Some of their drawings are so quirky, or lovely or different, that I really want to keep them permanently on display.  However we have only so much wall space.  (Angry Chicken has just done a useful posted about storing kids art.)  Here is a slightly novel way of using some of their art.
Ruby's flower garden

For Christmas I decided to sew each of the girls a dress, embroidered with a drawing they had done.  (Lily was a little young so I embroidered hers with a picture of my own choosing.)

For Ruby I made a linen dressed based on the smocked sundress from 'Weekend Sewing'.
I had never used shirring elastic before and it really was as easy as Heather promises in the book.

Ruby's smocked sundress with embroidery
Ruby's original flower garden drawing
I thought Ruby's flowers were pretty fabulous and wanted to capture them in a somewhat permanent way. 
Nina drew this snail family one day when we were at the museum, and I thought these little guys (as Nina would say) would look good crawling along the border of her dress.    

Nina's snail family
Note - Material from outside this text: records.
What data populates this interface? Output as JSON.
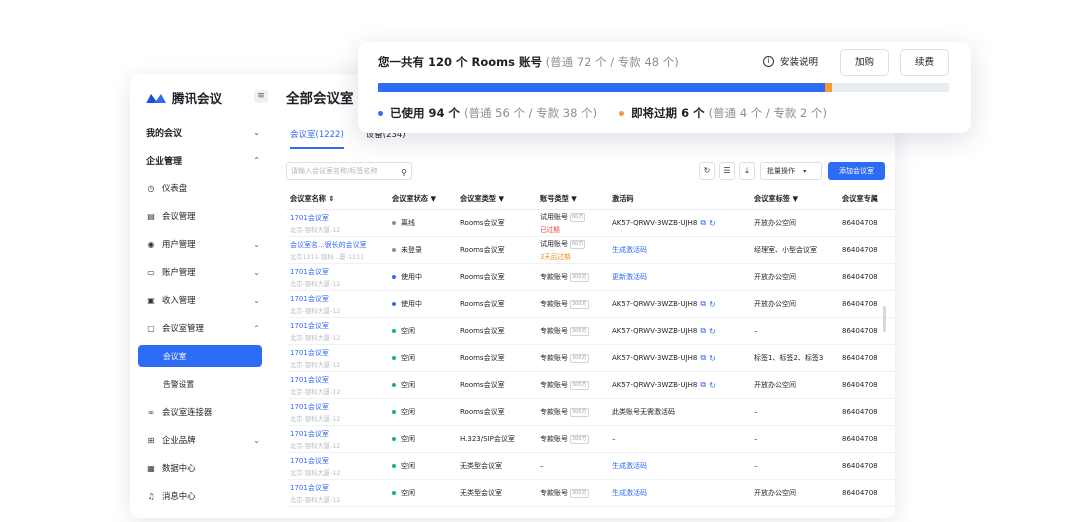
{
  "summary": {
    "title_main": "您一共有 120 个 Rooms 账号",
    "title_detail": "(普通 72 个 / 专款 48 个)",
    "help_label": "安装说明",
    "buy_label": "加购",
    "renew_label": "续费",
    "total": 120,
    "used": 94,
    "expiring": 6,
    "used_text": "已使用 94 个",
    "used_detail": "(普通 56 个 / 专款 38 个)",
    "expiring_text": "即将过期 6 个",
    "expiring_detail": "(普通 4 个 / 专款 2 个)",
    "colors": {
      "used": "#2e6cf6",
      "expiring": "#f29b31",
      "track": "#e9ecf1"
    }
  },
  "brand": {
    "name": "腾讯会议",
    "logo_icon": "tencent-meeting-logo"
  },
  "sidebar": {
    "items": [
      {
        "label": "我的会议",
        "type": "group",
        "chevron": "⌄"
      },
      {
        "label": "企业管理",
        "type": "group",
        "chevron": "⌃"
      },
      {
        "label": "仪表盘",
        "icon": "dashboard-icon",
        "glyph": "◷"
      },
      {
        "label": "会议管理",
        "icon": "meeting-list-icon",
        "glyph": "▤"
      },
      {
        "label": "用户管理",
        "icon": "user-icon",
        "glyph": "◉",
        "chevron": "⌄"
      },
      {
        "label": "账户管理",
        "icon": "account-icon",
        "glyph": "▭",
        "chevron": "⌄"
      },
      {
        "label": "收入管理",
        "icon": "income-icon",
        "glyph": "▣",
        "chevron": "⌄"
      },
      {
        "label": "会议室管理",
        "icon": "meeting-room-icon",
        "glyph": "▢",
        "chevron": "⌃"
      },
      {
        "label": "会议室",
        "type": "active"
      },
      {
        "label": "告警设置",
        "type": "sub"
      },
      {
        "label": "会议室连接器",
        "icon": "connector-icon",
        "glyph": "∞"
      },
      {
        "label": "企业品牌",
        "icon": "brand-icon",
        "glyph": "⊞",
        "chevron": "⌄"
      },
      {
        "label": "数据中心",
        "icon": "data-icon",
        "glyph": "▦"
      },
      {
        "label": "消息中心",
        "icon": "bell-icon",
        "glyph": "♫"
      }
    ]
  },
  "main": {
    "title": "全部会议室",
    "tabs": [
      {
        "label": "会议室(1222)"
      },
      {
        "label": "设备(234)"
      }
    ],
    "search_placeholder": "请输入会议室名称/标签名称",
    "batch_label": "批量操作",
    "add_label": "添加会议室",
    "columns": [
      "会议室名称 ⇕",
      "会议室状态 ▼",
      "会议室类型 ▼",
      "账号类型 ▼",
      "激活码",
      "会议室标签 ▼",
      "会议室专属"
    ],
    "rows": [
      {
        "name": "1701会议室",
        "location": "北京-银科大厦-12",
        "status": "离线",
        "status_color": "#8c9199",
        "type": "Rooms会议室",
        "account": "试用账号",
        "tag": "60方",
        "account_note": "已过期",
        "note_class": "warn-red",
        "code": "AK57-QRWV-3WZB-UJH8",
        "code_kind": "code",
        "label": "开放办公空间",
        "id": "86404708"
      },
      {
        "name": "会议室名...很长的会议室",
        "location": "北京1211-银科...厦-1211",
        "status": "未登录",
        "status_color": "#8c9199",
        "type": "Rooms会议室",
        "account": "试用账号",
        "tag": "60方",
        "account_note": "3天后过期",
        "note_class": "warn-orange",
        "code": "生成激活码",
        "code_kind": "link",
        "label": "经理室、小型会议室",
        "id": "86404708"
      },
      {
        "name": "1701会议室",
        "location": "北京-银科大厦-12",
        "status": "使用中",
        "status_color": "#2e6cf6",
        "type": "Rooms会议室",
        "account": "专款账号",
        "tag": "300方",
        "account_note": "",
        "note_class": "",
        "code": "更新激活码",
        "code_kind": "link",
        "label": "开放办公空间",
        "id": "86404708"
      },
      {
        "name": "1701会议室",
        "location": "北京-银科大厦-12",
        "status": "使用中",
        "status_color": "#2e6cf6",
        "type": "Rooms会议室",
        "account": "专款账号",
        "tag": "300方",
        "account_note": "",
        "note_class": "",
        "code": "AK57-QRWV-3WZB-UJH8",
        "code_kind": "code",
        "label": "开放办公空间",
        "id": "86404708"
      },
      {
        "name": "1701会议室",
        "location": "北京-银科大厦-12",
        "status": "空闲",
        "status_color": "#1fb36b",
        "type": "Rooms会议室",
        "account": "专款账号",
        "tag": "300方",
        "account_note": "",
        "note_class": "",
        "code": "AK57-QRWV-3WZB-UJH8",
        "code_kind": "code",
        "label": "–",
        "id": "86404708"
      },
      {
        "name": "1701会议室",
        "location": "北京-银科大厦-12",
        "status": "空闲",
        "status_color": "#1fb36b",
        "type": "Rooms会议室",
        "account": "专款账号",
        "tag": "300方",
        "account_note": "",
        "note_class": "",
        "code": "AK57-QRWV-3WZB-UJH8",
        "code_kind": "code",
        "label": "标签1、标签2、标签3",
        "id": "86404708"
      },
      {
        "name": "1701会议室",
        "location": "北京-银科大厦-12",
        "status": "空闲",
        "status_color": "#1fb36b",
        "type": "Rooms会议室",
        "account": "专款账号",
        "tag": "300方",
        "account_note": "",
        "note_class": "",
        "code": "AK57-QRWV-3WZB-UJH8",
        "code_kind": "code",
        "label": "开放办公空间",
        "id": "86404708"
      },
      {
        "name": "1701会议室",
        "location": "北京-银科大厦-12",
        "status": "空闲",
        "status_color": "#1fb36b",
        "type": "Rooms会议室",
        "account": "专款账号",
        "tag": "300方",
        "account_note": "",
        "note_class": "",
        "code": "此类账号无需激活码",
        "code_kind": "text",
        "label": "–",
        "id": "86404708"
      },
      {
        "name": "1701会议室",
        "location": "北京-银科大厦-12",
        "status": "空闲",
        "status_color": "#1fb36b",
        "type": "H.323/SIP会议室",
        "account": "专款账号",
        "tag": "300方",
        "account_note": "",
        "note_class": "",
        "code": "–",
        "code_kind": "text",
        "label": "–",
        "id": "86404708"
      },
      {
        "name": "1701会议室",
        "location": "北京-银科大厦-12",
        "status": "空闲",
        "status_color": "#1fb36b",
        "type": "无类型会议室",
        "account": "–",
        "tag": "",
        "account_note": "",
        "note_class": "",
        "code": "生成激活码",
        "code_kind": "link",
        "label": "–",
        "id": "86404708"
      },
      {
        "name": "1701会议室",
        "location": "北京-银科大厦-12",
        "status": "空闲",
        "status_color": "#1fb36b",
        "type": "无类型会议室",
        "account": "专款账号",
        "tag": "300方",
        "account_note": "",
        "note_class": "",
        "code": "生成激活码",
        "code_kind": "link",
        "label": "开放办公空间",
        "id": "86404708"
      }
    ]
  }
}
Nina's snail family dress
The dress is loosely based on the pillowcase dress from 'Handmade Home'  though I must have seriously mucked up the measurements as this was originally intended for Grace. I made it way too wide at the arm and then had to add the border to make it long enough for Nina.
Christmas Eve dresses
Here it is hanging up on Christmas Eve with a label made from a bit of gum tree bark (an idea shamelessly borrowed from SouleMama).

Grace had only fairly recently started figurative drawing at the time I did this.  Her little fellow seemed just perfect to be popping out of a pocket.
Grace's pocket
Grace's original drawing

I made the dress pattern up using a bit of leftover shirred fabric from Ruby's dress for the back.  It's a bit of a tight fit to get into but looks gorgeous and old fashioned on.

And just for the sake of completeness, here is Lily's dress.  It couldn't be easier- two rectangles of fabric, a casing at the top to thread ribbon through, bias binding at the bottom. (ahem, my ironing leaves something to be desired...)

Lily's Christmas dress
I can't claim the bird motif as my own.  I got it from one of the ever popular japanese craft books. 
Bird embroidery
 Already this dress is more like a top on her.  Too fast she is growing, too fast.